It was thinking about the 7.5 miles to do today that got me through yesterday’s mammoth 28 mile stage, though even after a good rest overnight my legs probably never actually stopped moving as I slept. My wish for a late breakfast almost backfired by a power cut, though it came back just in time as I tucked into the large bowl of porridge I had been given to keep me occupied.
After a quick trip to the ruins of Sanquhar Castle (unfortunately surrounded by a high fence with signs warning of dangerous building, though it hardly seemed fair to cage it in) and Britain’s oldest Post Office (which is still operational), it was just after 11am before I really got going and headed out of town.

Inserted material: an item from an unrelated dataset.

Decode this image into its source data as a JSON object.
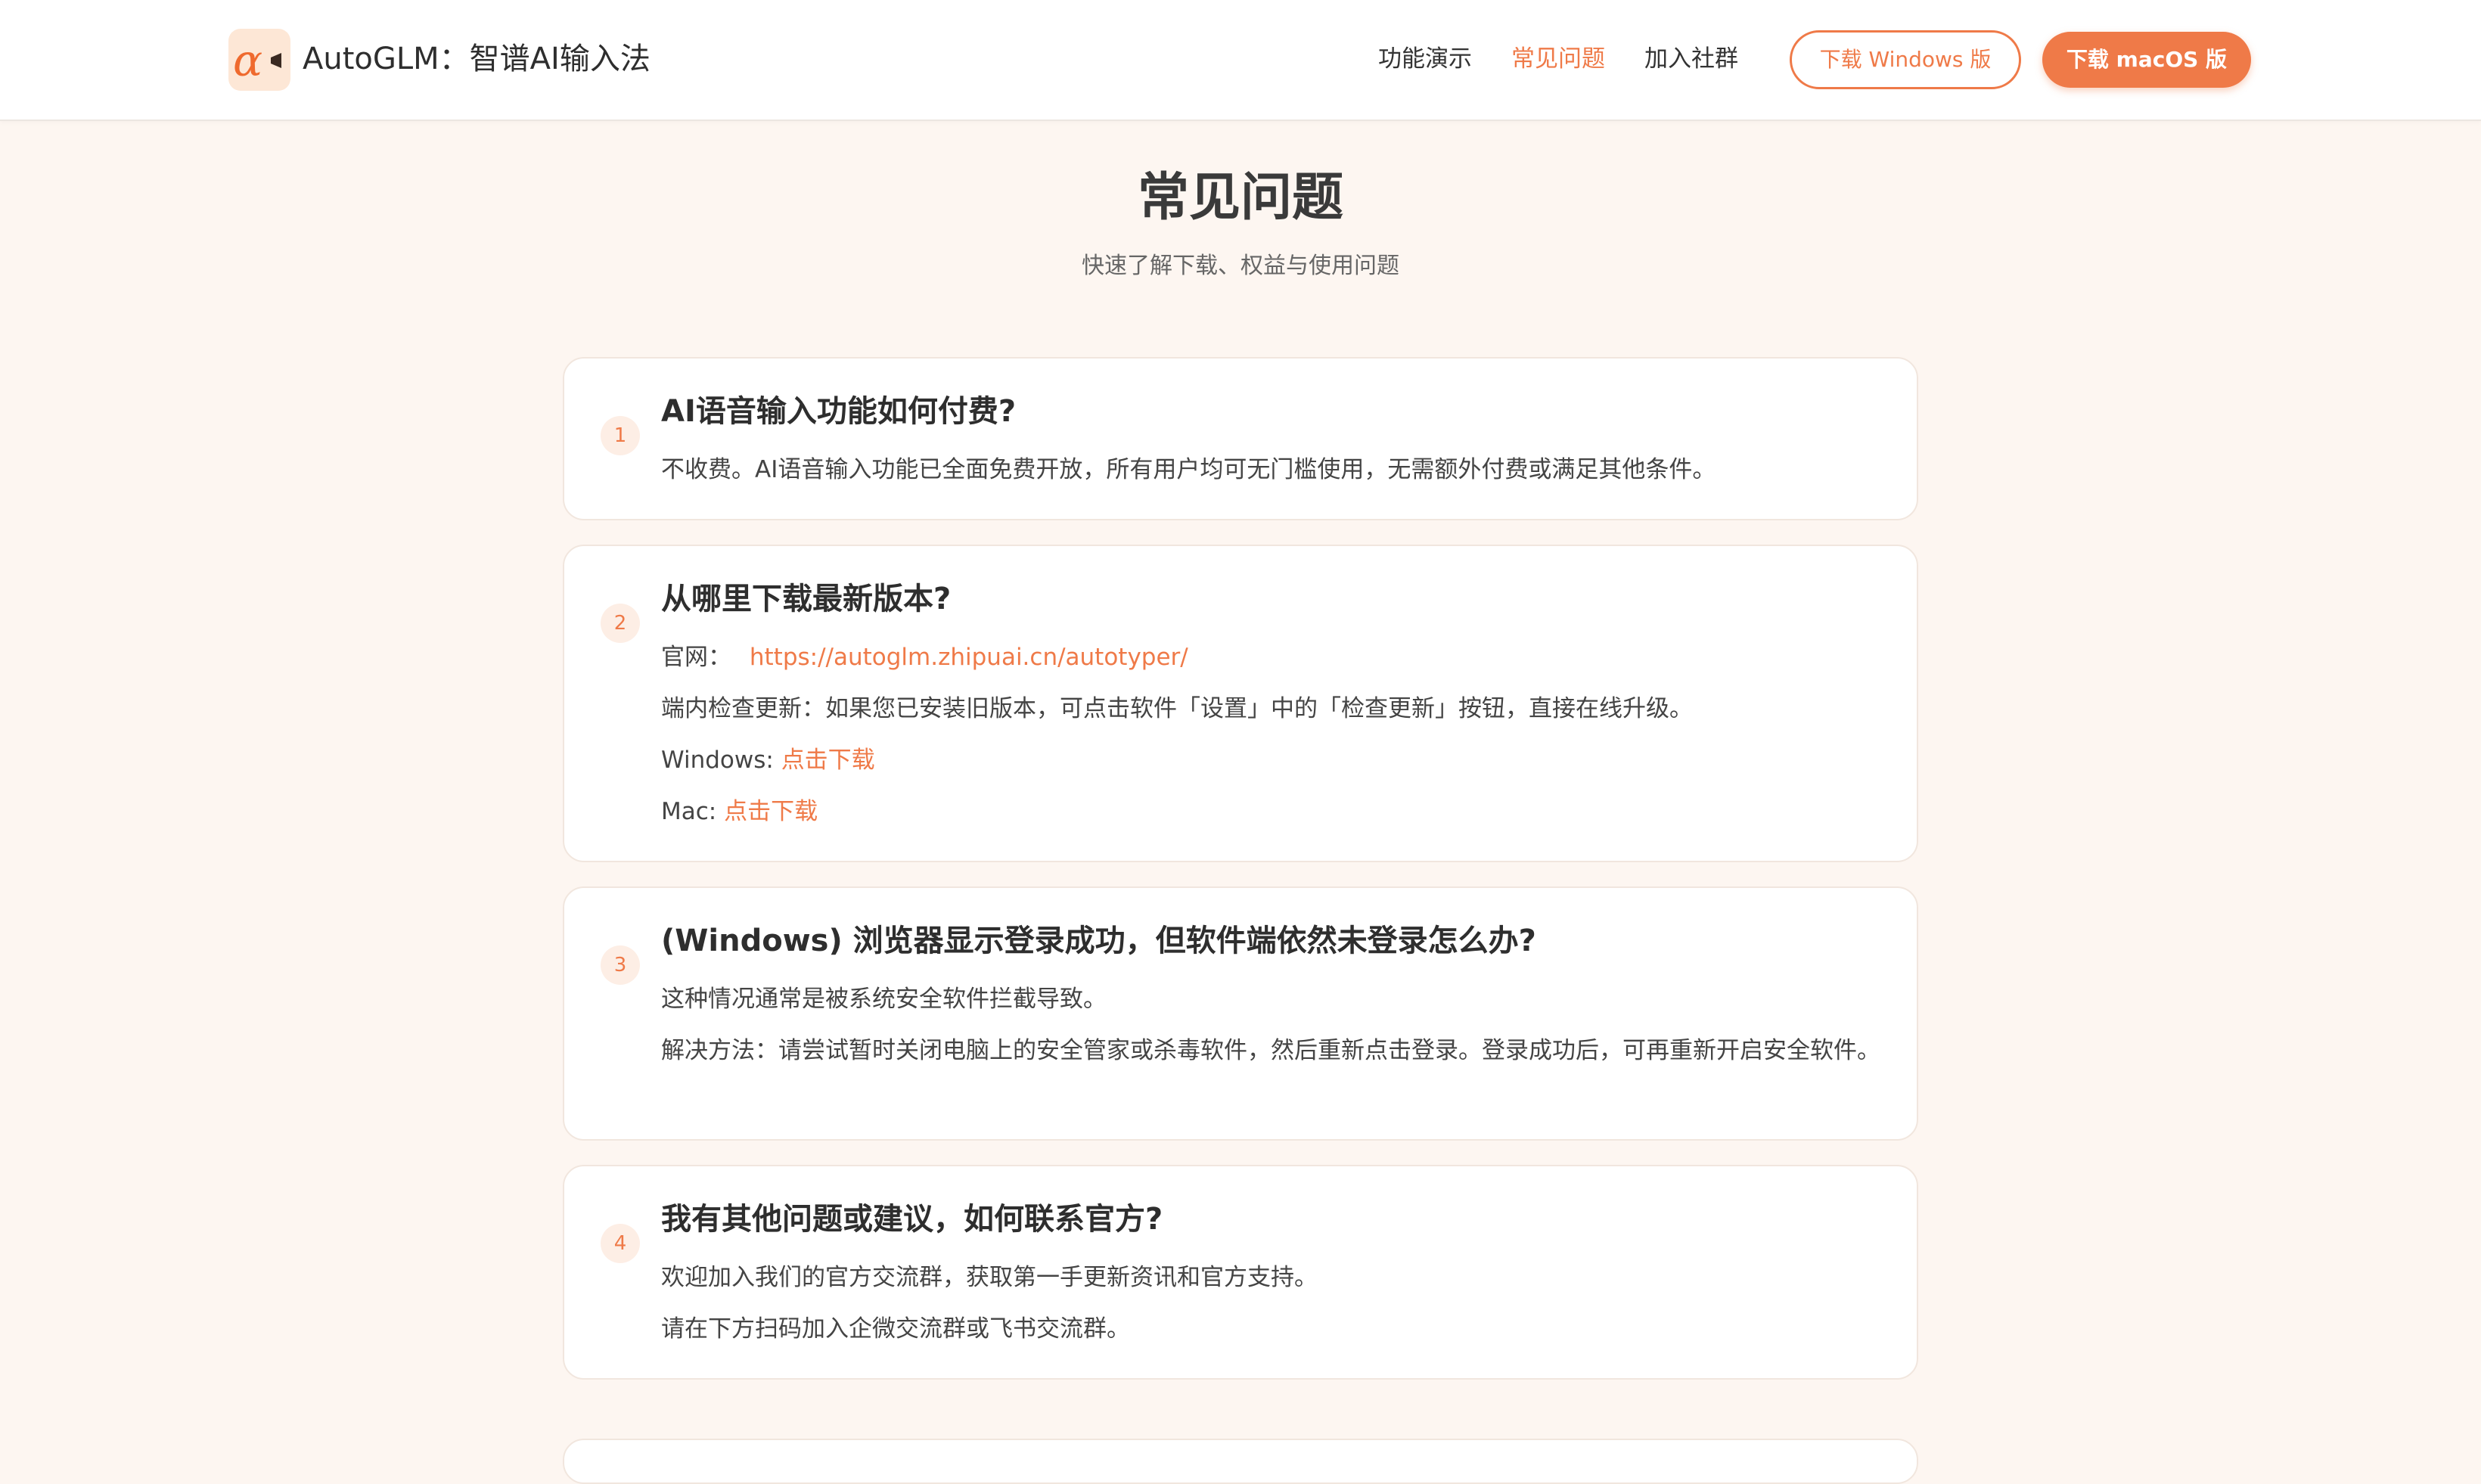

I knew it was going to be a long day of walking, but perhaps I had not appreciated just how long it would be crossing the range of hills that stretched out ahead of me today. It was Sunday and while everyone else seemed to be having a lazy start to the day I wanted to be up and out as soon as possible – though 9 o’clock drifted by before I was heading uphill out of the village.
Whereas yesterday was long it was dominated by long stretches of tarmac or forest roads – today those easy walking sections were few and far between, and moorland was the order of the day.

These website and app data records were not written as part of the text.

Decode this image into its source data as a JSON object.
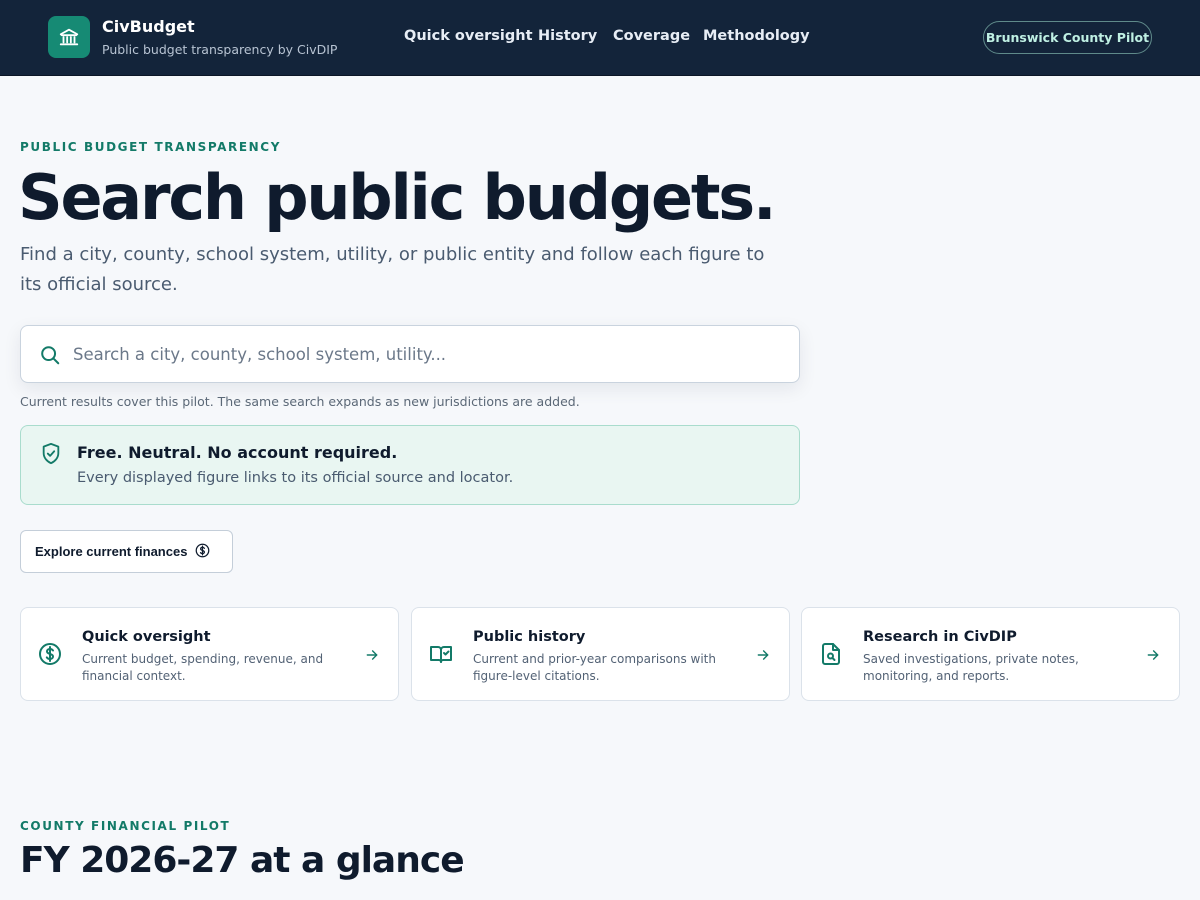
{
  "header": {
    "brand_name": "CivBudget",
    "brand_tagline": "Public budget transparency by CivDIP",
    "nav": [
      "Quick oversight",
      "History",
      "Coverage",
      "Methodology"
    ],
    "pilot_label": "Brunswick County Pilot"
  },
  "hero": {
    "eyebrow": "PUBLIC BUDGET TRANSPARENCY",
    "title": "Search public budgets.",
    "subtitle": "Find a city, county, school system, utility, or public entity and follow each figure to its official source.",
    "search": {
      "placeholder": "Search a city, county, school system, utility...",
      "value": ""
    },
    "search_note": "Current results cover this pilot. The same search expands as new jurisdictions are added.",
    "notice": {
      "title": "Free. Neutral. No account required.",
      "body": "Every displayed figure links to its official source and locator."
    },
    "explore_label": "Explore current finances"
  },
  "cards": [
    {
      "title": "Quick oversight",
      "desc": "Current budget, spending, revenue, and financial context.",
      "icon": "dollar-circle-icon"
    },
    {
      "title": "Public history",
      "desc": "Current and prior-year comparisons with figure-level citations.",
      "icon": "book-check-icon"
    },
    {
      "title": "Research in CivDIP",
      "desc": "Saved investigations, private notes, monitoring, and reports.",
      "icon": "file-search-icon"
    }
  ],
  "pilot_section": {
    "eyebrow": "COUNTY FINANCIAL PILOT",
    "title": "FY 2026-27 at a glance"
  },
  "colors": {
    "header_bg": "#13243a",
    "accent": "#137a68",
    "page_bg": "#f6f8fb"
  }
}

As I sat and ate breakfast the first shower of rain started – and while I knew I had over 25 miles to cover the prompt start I had tried to plan the previous evening was being fritted away as I faffed around getting ready…
Due to previous forestry operations the official route headed south out of the village for quite a way before following the Water of Trool river towards the loch. With the rain descending I decided to head north to follow the road to the Glentrool visitor centre (hoping the café would be open – it was not, I was too early) before heading down to the Water of Trool and picking up the official route.
After a little while, with glimpses of the river, I was close to the Martyr’s Tomb and rested a while in the shelter of the trees. The tomb is in memory of 6 martyrs who suffered at this spot for their attachment to the covenanted cause in Scotland in 1685.
The weather was cool and clear, and the sun was trying its best to shine through the cloud, as I left the B&B and headed back towards the Southern Upland Way. The windfarm that was on the horizon yesterday was starting to get closer.
Heading down to the harbour after a good Scottish breakfast I felt ready for the challenge of the Southern Upland Way – all 212 miles of it, to be completed in 11 days!
It was only very recently that heard about the Southern Upland Way, and intrigued I ordered up the guidebook – and found to my delight it looked a most interesting walk. Fingers crossed that it lives up to expectations as I am already heading north with my walking stick et al…
With friends visiting for the weekend it was great the weather was far better than anyone’s expectations. Saturday was spent walking over Ashdown Forest and visiting Pooh Sticks Bridge, and Sunday we headed to the South Downs and walked from Firle to Alfriston.
make some excellent kit to protect you against the elements, and all that the weather can throw at you. They are exceedingly comfortable and thankfully don’t rustle when you wear them.
It being nearly midsummer in the UK I am looking out my waterproof jacket and trousers for a weekend of walking in Sussex – the forecast is lousy again.
I have an Alta II Jacket and Cascada Trousers. They both make use of Nikwax Analogy Waterproof technology, with a liner that is said to mimic the action of animal fur – pushing liquid water outwards to protect you from rain.
Well I took a leisurely 19 days to complete the 260 miles of the Pennine Way, and after a week back home I have finally posted a daily journal of my travels from Edale to Kirk Yetholm, create a gallery of 147 photos, and found a few photos to create some new header images for this blog.
The forecast was not great, and it looked like it might be worse tomorrow – while I had the option of doing the last stage of the Pennine Way in 2 days I thought I would try and do it in one – all 26 miles!
After an early breakfast I was out on the road by 8am, so that I would have as much time as possible to complete the stage. I hoped it would take around 10 hours, though it could easily take more.
There was a sharp climb out of the valley, along a narrow path through tall plantation conifers – then at the top of Byrness Hill I was hit full in the face by the gale force wind that was still blowing from the northeast. That wind was going to make the day a whole lot harder.